The last set of arguments I wish to discuss is comprised of what are known as “consequentialist arguments.” In other words, these are arguments that, instead of dealing with the truth of Christianity, instead talk about what the consequences would be if Christianity were false. This is an enormously popular strategy, and anyone who has discussed with a Christian the reasons why he or she believes is likely to have at one point heard the statement, “But if Christianity isn’t true, then ______.”Continue Reading
For the past few days, I’ve been hard at work creating a personal website for myself. It’s sort of like a portfolio, but a little more flexible than just that. I wanted a place to tie together everything that I do online into one spot. So, in lieu of an “official” announcement, here is my new personal website. It’s still somewhat of a work in progress, but for about two days of work, I think it looks pretty good. Because I now have webspace, I will likely be moving this blog there, so you can likely expect some changes in the next few days.Continue Reading
Last night was funny. First, my aunts and uncles and cousins came over and we had a barbecue. We had chicken and sausages and burgers, and I cooked them all up, being the resident barbecue king of the family. Once I put on the hamburgers, though, there was so much smoke that my eyes were watering like crazy. The fire was flaring up because of the grease and basically enveloping the burgers – and I had the burners on quite low. Anyways, we cooked so much food, and now we have quite a bit of leftovers. And that’s a good thing.
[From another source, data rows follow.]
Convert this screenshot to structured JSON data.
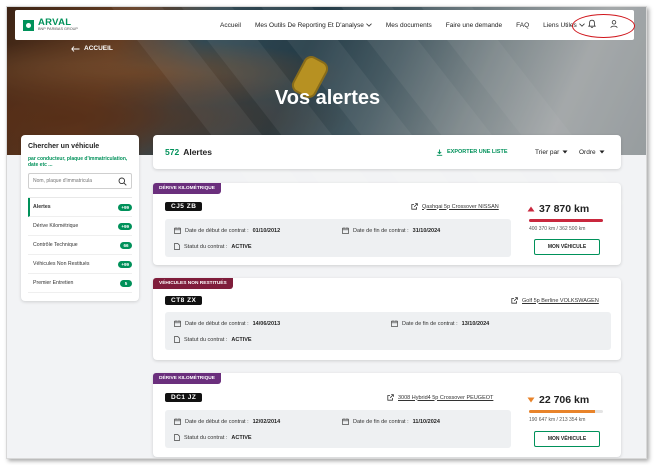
{
  "nav": {
    "logo_name": "ARVAL",
    "logo_sub": "BNP PARIBAS GROUP",
    "items": [
      {
        "label": "Accueil",
        "chevron": false
      },
      {
        "label": "Mes Outils De Reporting Et D'analyse",
        "chevron": true
      },
      {
        "label": "Mes documents",
        "chevron": false
      },
      {
        "label": "Faire une demande",
        "chevron": false
      },
      {
        "label": "FAQ",
        "chevron": false
      },
      {
        "label": "Liens Utiles",
        "chevron": true
      }
    ],
    "icons": [
      "bell-icon",
      "user-icon"
    ]
  },
  "hero": {
    "back_label": "ACCUEIL",
    "title": "Vos alertes"
  },
  "sidebar": {
    "title": "Chercher un véhicule",
    "hint": "par conducteur, plaque d'immatriculation, date etc ...",
    "search_placeholder": "Nom, plaque d'immatricula",
    "items": [
      {
        "label": "Alertes",
        "badge": "+99",
        "active": true
      },
      {
        "label": "Dérive Kilométrique",
        "badge": "+99",
        "active": false
      },
      {
        "label": "Contrôle Technique",
        "badge": "66",
        "active": false
      },
      {
        "label": "Véhicules Non Restitués",
        "badge": "+99",
        "active": false
      },
      {
        "label": "Premier Entretien",
        "badge": "5",
        "active": false
      }
    ]
  },
  "main": {
    "count": "572",
    "count_label": "Alertes",
    "export_label": "EXPORTER UNE LISTE",
    "sort_label": "Trier par",
    "order_label": "Ordre",
    "cards": [
      {
        "tag": "DÉRIVE KILOMÉTRIQUE",
        "plate": "CJ5  ZB",
        "vehicle": "Qashqai 5p Crossover NISSAN",
        "start_label": "Date de début de contrat :",
        "start": "01/10/2012",
        "end_label": "Date de fin de contrat :",
        "end": "31/10/2024",
        "status_label": "Statut du contrat :",
        "status": "ACTIVE",
        "km": "37 870 km",
        "km_detail": "400 370 km / 362 500 km",
        "km_ratio": 1.0,
        "km_color": "#c9283e",
        "button": "MON VÉHICULE"
      },
      {
        "tag": "VÉHICULES NON RESTITUÉS",
        "plate": "CT8  ZX",
        "vehicle": "Golf 5p Berline VOLKSWAGEN",
        "start_label": "Date de début de contrat :",
        "start": "14/06/2013",
        "end_label": "Date de fin de contrat :",
        "end": "13/10/2024",
        "status_label": "Statut du contrat :",
        "status": "ACTIVE"
      },
      {
        "tag": "DÉRIVE KILOMÉTRIQUE",
        "plate": "DC1  JZ",
        "vehicle": "3008 Hybrid4 5p Crossover PEUGEOT",
        "start_label": "Date de début de contrat :",
        "start": "12/02/2014",
        "end_label": "Date de fin de contrat :",
        "end": "11/10/2024",
        "status_label": "Statut du contrat :",
        "status": "ACTIVE",
        "km": "22 706 km",
        "km_detail": "190 647 km / 213 354 km",
        "km_ratio": 0.89,
        "km_color": "#e8832a",
        "button": "MON VÉHICULE"
      }
    ]
  },
  "colors": {
    "brand": "#00915a",
    "tag_purple": "#6b2f7d",
    "tag_maroon": "#7f1d3b",
    "highlight_oval": "#d0151b"
  }
}
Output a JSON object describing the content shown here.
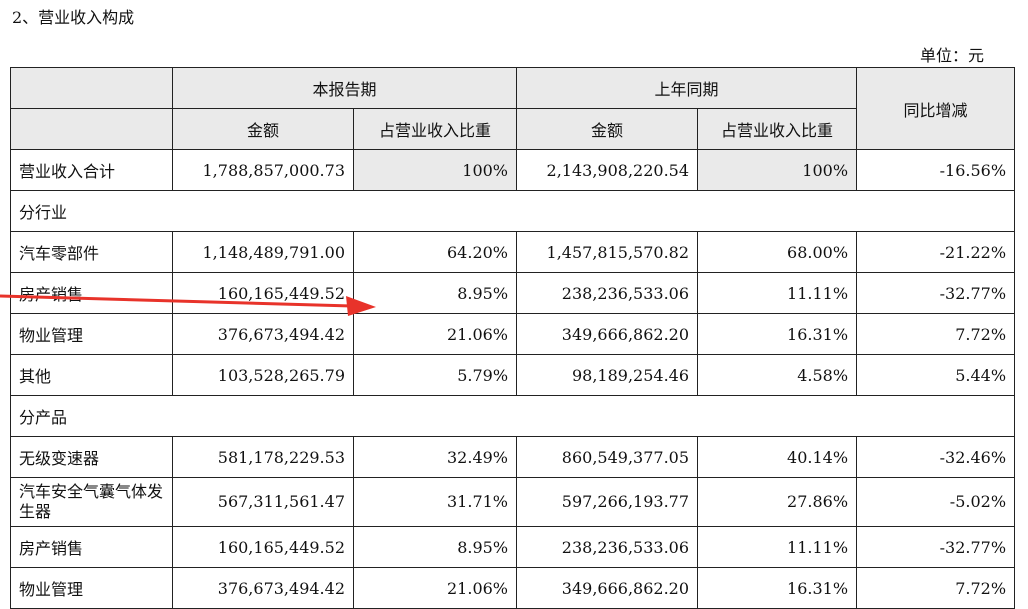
{
  "heading": "2、营业收入构成",
  "unit": "单位：元",
  "header": {
    "current_period": "本报告期",
    "prior_period": "上年同期",
    "yoy": "同比增减",
    "amount": "金额",
    "ratio": "占营业收入比重"
  },
  "total": {
    "label": "营业收入合计",
    "cur_amount": "1,788,857,000.73",
    "cur_ratio": "100%",
    "prev_amount": "2,143,908,220.54",
    "prev_ratio": "100%",
    "yoy": "-16.56%"
  },
  "by_industry": {
    "title": "分行业",
    "rows": [
      {
        "label": "汽车零部件",
        "cur_amount": "1,148,489,791.00",
        "cur_ratio": "64.20%",
        "prev_amount": "1,457,815,570.82",
        "prev_ratio": "68.00%",
        "yoy": "-21.22%"
      },
      {
        "label": "房产销售",
        "cur_amount": "160,165,449.52",
        "cur_ratio": "8.95%",
        "prev_amount": "238,236,533.06",
        "prev_ratio": "11.11%",
        "yoy": "-32.77%"
      },
      {
        "label": "物业管理",
        "cur_amount": "376,673,494.42",
        "cur_ratio": "21.06%",
        "prev_amount": "349,666,862.20",
        "prev_ratio": "16.31%",
        "yoy": "7.72%"
      },
      {
        "label": "其他",
        "cur_amount": "103,528,265.79",
        "cur_ratio": "5.79%",
        "prev_amount": "98,189,254.46",
        "prev_ratio": "4.58%",
        "yoy": "5.44%"
      }
    ]
  },
  "by_product": {
    "title": "分产品",
    "rows": [
      {
        "label": "无级变速器",
        "cur_amount": "581,178,229.53",
        "cur_ratio": "32.49%",
        "prev_amount": "860,549,377.05",
        "prev_ratio": "40.14%",
        "yoy": "-32.46%"
      },
      {
        "label": "汽车安全气囊气体发生器",
        "cur_amount": "567,311,561.47",
        "cur_ratio": "31.71%",
        "prev_amount": "597,266,193.77",
        "prev_ratio": "27.86%",
        "yoy": "-5.02%"
      },
      {
        "label": "房产销售",
        "cur_amount": "160,165,449.52",
        "cur_ratio": "8.95%",
        "prev_amount": "238,236,533.06",
        "prev_ratio": "11.11%",
        "yoy": "-32.77%"
      },
      {
        "label": "物业管理",
        "cur_amount": "376,673,494.42",
        "cur_ratio": "21.06%",
        "prev_amount": "349,666,862.20",
        "prev_ratio": "16.31%",
        "yoy": "7.72%"
      }
    ]
  },
  "colors": {
    "header_bg": "#eaeaea",
    "arrow": "#e8332a"
  }
}
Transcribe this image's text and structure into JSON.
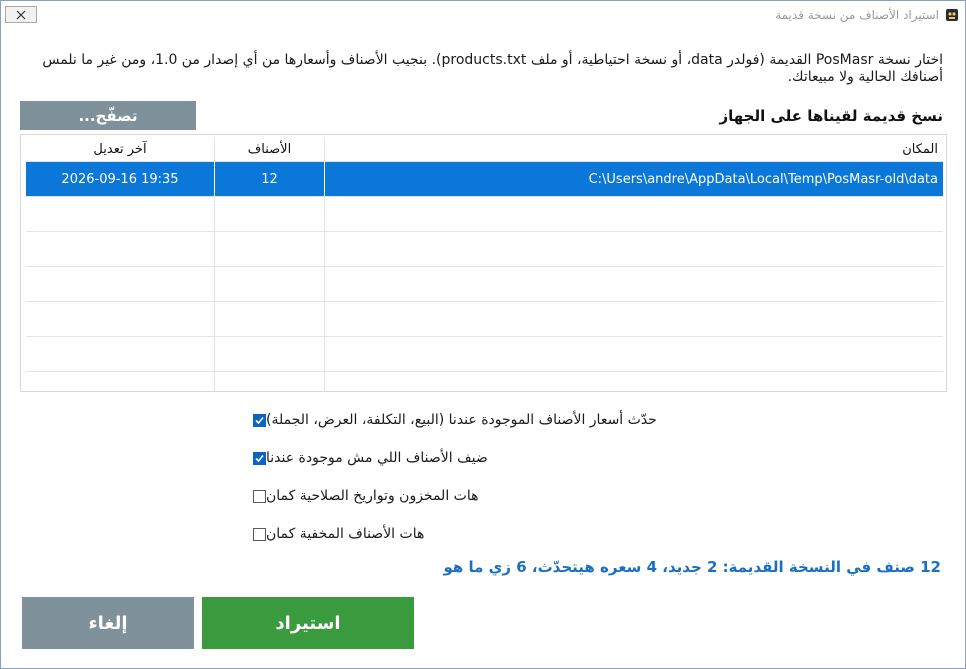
{
  "window": {
    "title": "استيراد الأصناف من نسخة قديمة",
    "app_icon": "app-logo-icon",
    "close_icon": "close-icon"
  },
  "description": "اختار نسخة PosMasr القديمة (فولدر data، أو نسخة احتياطية، أو ملف products.txt). بنجيب الأصناف وأسعارها من أي إصدار من 1.0، ومن غير ما نلمس أصنافك الحالية ولا مبيعاتك.",
  "section_title": "نسخ قديمة لقيناها على الجهاز",
  "browse_label": "تصفّح...",
  "table": {
    "headers": {
      "path": "المكان",
      "count": "الأصناف",
      "modified": "آخر تعديل"
    },
    "rows": [
      {
        "path": "C:\\Users\\andre\\AppData\\Local\\Temp\\PosMasr-old\\data",
        "count": "12",
        "modified": "2026-09-16 19:35",
        "selected": true
      }
    ]
  },
  "options": [
    {
      "label": "حدّث أسعار الأصناف الموجودة عندنا (البيع، التكلفة، العرض، الجملة)",
      "checked": true
    },
    {
      "label": "ضيف الأصناف اللي مش موجودة عندنا",
      "checked": true
    },
    {
      "label": "هات المخزون وتواريخ الصلاحية كمان",
      "checked": false
    },
    {
      "label": "هات الأصناف المخفية كمان",
      "checked": false
    }
  ],
  "summary": "12 صنف في النسخة القديمة: 2 جديد، 4 سعره هيتحدّث، 6 زي ما هو",
  "buttons": {
    "import": "استيراد",
    "cancel": "إلغاء"
  },
  "colors": {
    "selected_row": "#0b77d8",
    "import_button": "#3a9a3e",
    "secondary_button": "#7f929c",
    "summary_text": "#1a6fc2",
    "checkbox_on": "#0b63c4"
  }
}
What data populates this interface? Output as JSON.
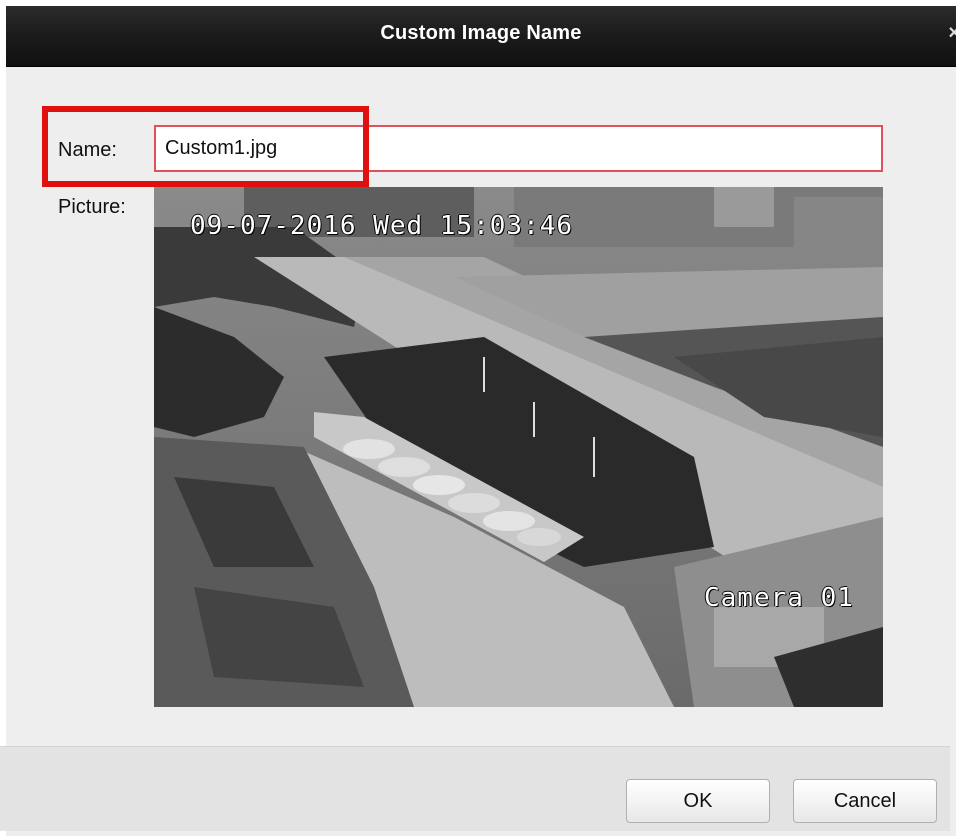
{
  "dialog": {
    "title": "Custom Image Name",
    "close_glyph": "×"
  },
  "form": {
    "name_label": "Name:",
    "name_value": "Custom1.jpg",
    "picture_label": "Picture:"
  },
  "preview": {
    "timestamp": "09-07-2016 Wed 15:03:46",
    "camera_name": "Camera 01"
  },
  "buttons": {
    "ok": "OK",
    "cancel": "Cancel"
  },
  "colors": {
    "titlebar": "#1c1c1c",
    "dialog_bg": "#eeeeee",
    "input_border": "#e0525b",
    "highlight": "#e01010"
  }
}
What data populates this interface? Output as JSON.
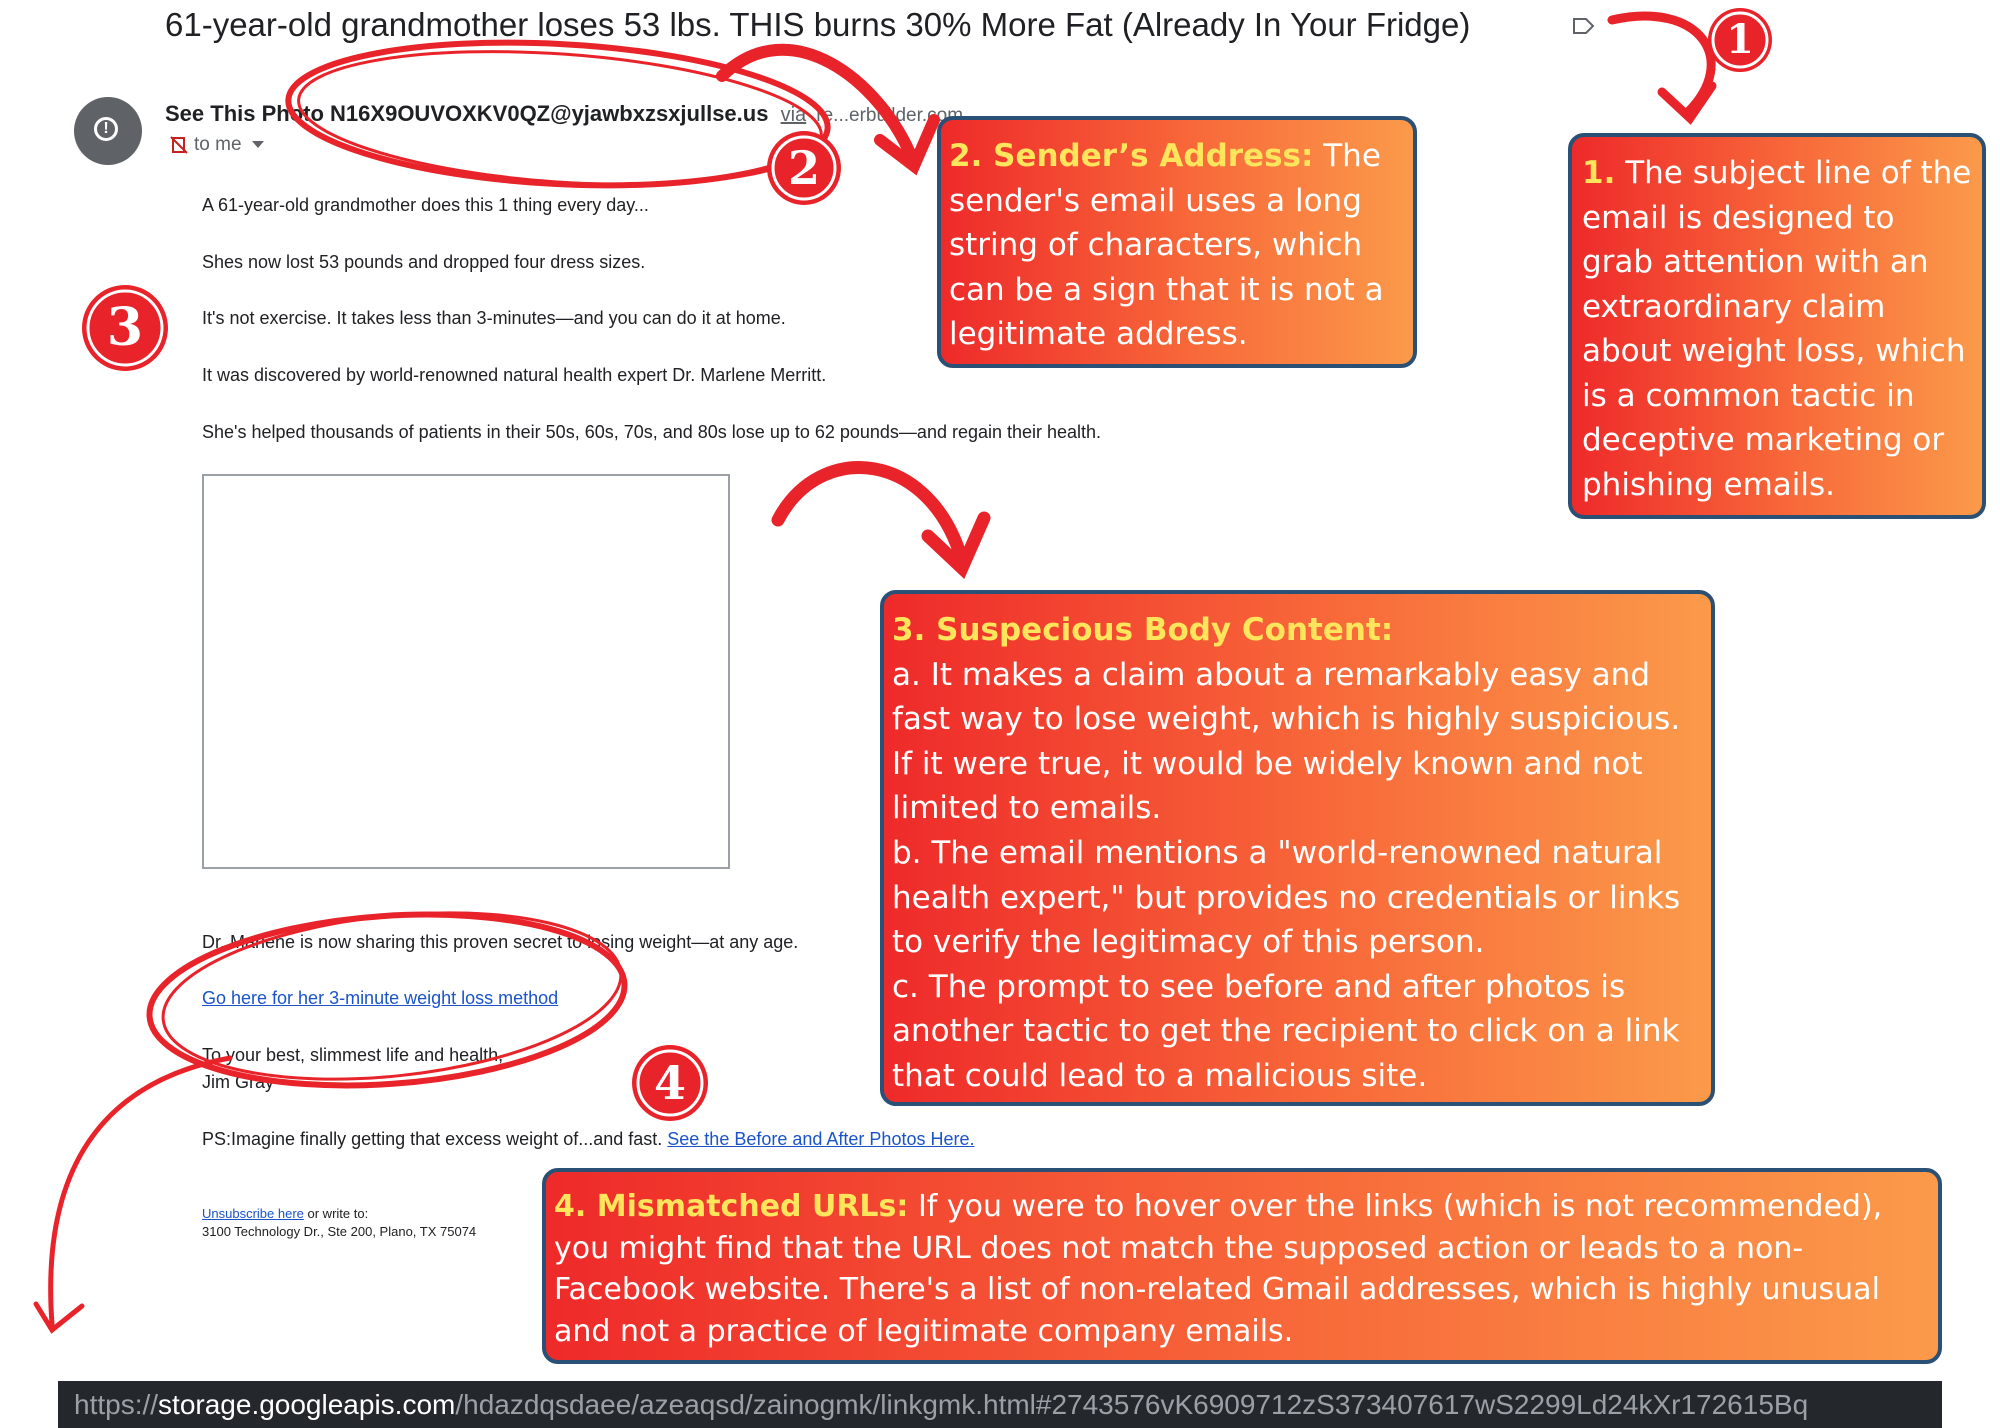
{
  "email": {
    "subject": "61-year-old grandmother loses 53 lbs. THIS burns 30% More Fat (Already In Your Fridge)",
    "sender_name": "See This Photo",
    "sender_email": "N16X9OUVOXKV0QZ@yjawbxzsxjullse.us",
    "sender_via": "via",
    "sender_relay": "re...erbuilder.com",
    "to_label": "to me",
    "body_lines": [
      "A 61-year-old grandmother does this 1 thing every day...",
      "Shes now lost 53 pounds and dropped four dress sizes.",
      "It's not exercise. It takes less than 3-minutes—and you can do it at home.",
      "It was discovered by world-renowned natural health expert Dr. Marlene Merritt.",
      "She's helped thousands of patients in their 50s, 60s, 70s, and 80s lose up to 62 pounds—and regain their health."
    ],
    "after_image_line": "Dr. Marlene is now sharing this proven secret to losing weight—at any age.",
    "cta_link": "Go here for her 3-minute weight loss method",
    "signoff": "To your best, slimmest life and health,",
    "signature": "Jim Gray",
    "ps_text": "PS:Imagine finally getting that excess weight of...and fast.",
    "ps_link": "See the Before and After Photos Here.",
    "unsubscribe_link": "Unsubscribe here",
    "unsubscribe_rest": "or write to:",
    "address": "3100 Technology Dr., Ste 200, Plano, TX 75074"
  },
  "callouts": {
    "c1": {
      "heading": "1.",
      "text": "The subject line of the email is designed to grab attention with an extraordinary claim about weight loss, which is a common tactic in deceptive marketing or phishing emails."
    },
    "c2": {
      "heading": "2. Sender’s Address:",
      "text": "The sender's email uses a long string of characters, which can be a sign that it is not a legitimate address."
    },
    "c3": {
      "heading": "3. Suspecious Body Content:",
      "a": "a. It makes a claim about a remarkably easy and fast way to lose weight, which is highly suspicious. If it were true, it would be widely known and not limited to emails.",
      "b": "b. The email mentions a \"world-renowned natural health expert,\" but provides no credentials or links to verify the legitimacy of this person.",
      "c": "c.  The prompt to see before and after photos is another tactic to get the recipient to click on a link that could lead to a malicious site."
    },
    "c4": {
      "heading": "4. Mismatched URLs:",
      "text": "If you were to hover over the links (which is not recommended), you might find that the URL does not match the supposed action or leads to a non-Facebook website. There's a list of non-related Gmail addresses, which is highly unusual and not a practice of legitimate company emails."
    }
  },
  "badges": [
    "1",
    "2",
    "3",
    "4"
  ],
  "url_bar": {
    "scheme": "https://",
    "host": "storage.googleapis.com",
    "path": "/hdazdqsdaee/azeaqsd/zainogmk/linkgmk.html#2743576vK6909712zS373407617wS2299Ld24kXr172615Bq"
  },
  "colors": {
    "annotation_red": "#e8232a",
    "callout_border": "#2b5076",
    "callout_heading": "#ffe55c",
    "link_blue": "#1a54c8"
  },
  "icons": [
    "label-icon",
    "alert-icon",
    "no-image-icon",
    "dropdown-caret-icon"
  ]
}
After a while, I got a call from, you guessed it, Melissa. She told me to come over, and that if I didn’t, Josh would drag me over, or something like that. Since my sister and Bethany were just heading off to go to Braeside, I asked them to drop me off at the Staats’ house, and they did so. Erica, Dave, and Natalie also were there. The girls wanted to watch The Notebook. The guys went downstairs to play Halo. Josh crushed me at it, and then I crushed Dave at it. After a while, though, it got monotonous with one person dominating, so we headed upstairs and watched about the last half of the movie.
I must say, it’s a horrible movie. And I know that any girl that’s reading this and has seen the movie is probably muttering under her breath right now and plotting strategies…Continue Reading
I was looking on the disk I have with all my poems on it for a good poem to describe what I’m feeling today, but I didn’t really find one. I’m not really in the mood to make one, but let me just describe a little about what’s been going through my head.
It all starts as I dig into the Scripture; I haven’t looked at these passages recently (until now, as I’m looking them up), but they’ve popped into my mind as examples of what I’m talking about. Take a look, first, at what Paul says to the Corinthian church:
“So whether you eat or drink or whatever you do, do it all for the glory of God. Do not cause anyone to stumble, whether Jews, Greeks or the church of God – even as I try to please everybody in every way. For I am not seeking my own good but the good of many, so that they may be saved. Follow my example, as I follow the example of Christ.” (1 Corinthians 10:31-11:1)
Focus mainly on the last sentence. Here Paul tells the Corinthians to follow him as he follows Christ. What an example! Paul had the confidence to say that to these people; he knew that he was strong enough to be Christ-like example to them. He knew that he wouldn’t stumble and lead them astray. Now, take a look at Job:
“I made a covenant with my eyes not to look lustfully at a girl.…Continue Reading